What you should do: The answer must consist of every line in the records that contains the word "with".

Listed records:
========
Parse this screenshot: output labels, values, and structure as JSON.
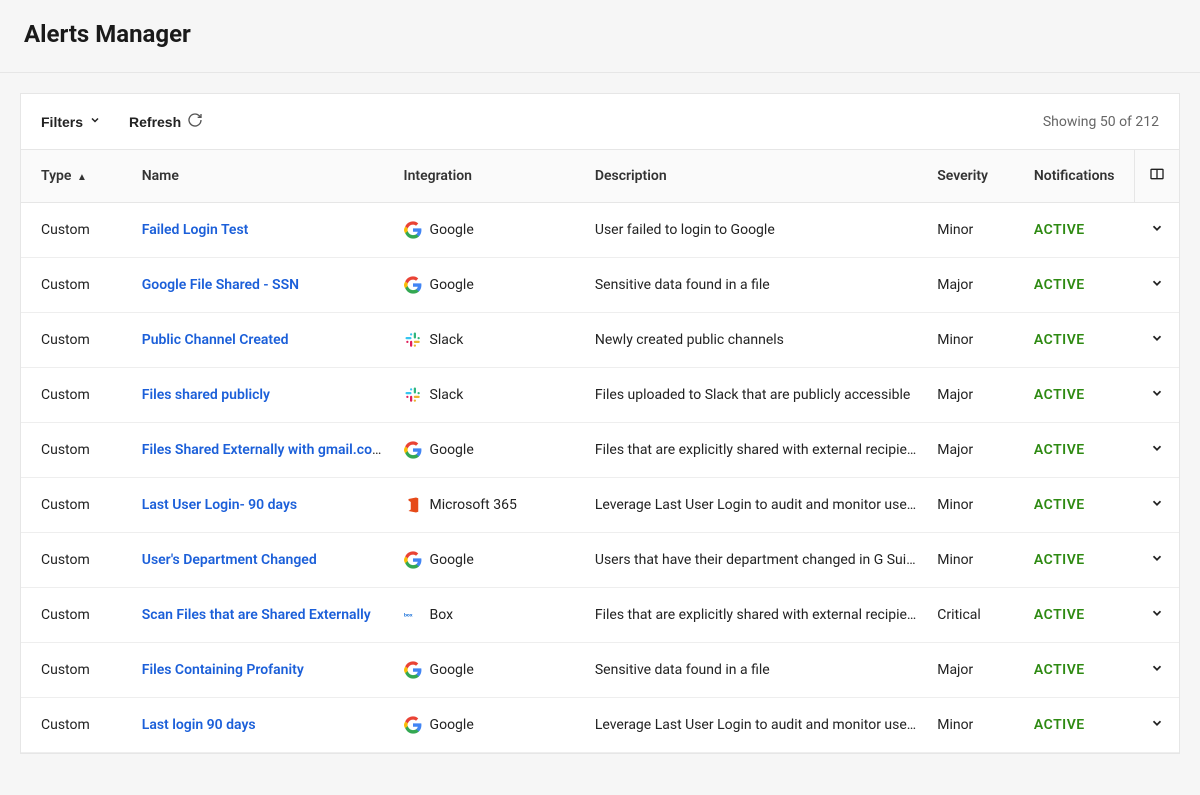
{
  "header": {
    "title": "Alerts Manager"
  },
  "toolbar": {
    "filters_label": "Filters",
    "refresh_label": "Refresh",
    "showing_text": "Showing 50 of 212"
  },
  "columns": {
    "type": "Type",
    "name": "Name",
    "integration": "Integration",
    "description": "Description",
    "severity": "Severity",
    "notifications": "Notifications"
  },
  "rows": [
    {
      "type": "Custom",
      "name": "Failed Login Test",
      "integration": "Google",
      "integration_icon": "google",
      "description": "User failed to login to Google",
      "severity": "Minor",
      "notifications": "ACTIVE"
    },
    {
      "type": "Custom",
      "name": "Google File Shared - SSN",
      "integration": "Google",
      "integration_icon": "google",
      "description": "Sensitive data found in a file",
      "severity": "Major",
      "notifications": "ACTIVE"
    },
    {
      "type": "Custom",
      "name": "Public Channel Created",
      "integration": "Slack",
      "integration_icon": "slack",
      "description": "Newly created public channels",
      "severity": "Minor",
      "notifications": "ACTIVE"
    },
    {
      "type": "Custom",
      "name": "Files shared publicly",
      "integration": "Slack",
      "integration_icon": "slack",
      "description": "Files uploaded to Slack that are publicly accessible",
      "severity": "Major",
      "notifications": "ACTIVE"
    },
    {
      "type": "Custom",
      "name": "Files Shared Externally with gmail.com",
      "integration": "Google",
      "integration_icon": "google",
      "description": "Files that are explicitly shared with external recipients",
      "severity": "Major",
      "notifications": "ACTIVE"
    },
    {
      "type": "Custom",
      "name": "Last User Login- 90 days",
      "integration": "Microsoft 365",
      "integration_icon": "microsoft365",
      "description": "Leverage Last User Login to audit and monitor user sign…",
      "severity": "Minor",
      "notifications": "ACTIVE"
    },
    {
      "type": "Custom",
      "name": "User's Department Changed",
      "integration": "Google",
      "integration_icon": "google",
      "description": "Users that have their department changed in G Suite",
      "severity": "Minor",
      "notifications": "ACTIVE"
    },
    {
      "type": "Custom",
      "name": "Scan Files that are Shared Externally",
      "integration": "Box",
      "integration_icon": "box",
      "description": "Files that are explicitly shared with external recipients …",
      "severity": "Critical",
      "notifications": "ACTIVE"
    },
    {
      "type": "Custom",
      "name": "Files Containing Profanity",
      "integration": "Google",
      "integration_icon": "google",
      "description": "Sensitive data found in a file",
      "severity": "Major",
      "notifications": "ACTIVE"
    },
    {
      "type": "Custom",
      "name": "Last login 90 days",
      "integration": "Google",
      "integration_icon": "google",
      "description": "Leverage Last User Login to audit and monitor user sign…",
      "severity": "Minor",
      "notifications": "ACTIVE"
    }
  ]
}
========
Solution to this exercise:
      "name": "Files Shared Externally with gmail.com",
      "description": "Files that are explicitly shared with external recipients",
      "description": "Files that are explicitly shared with external recipients …",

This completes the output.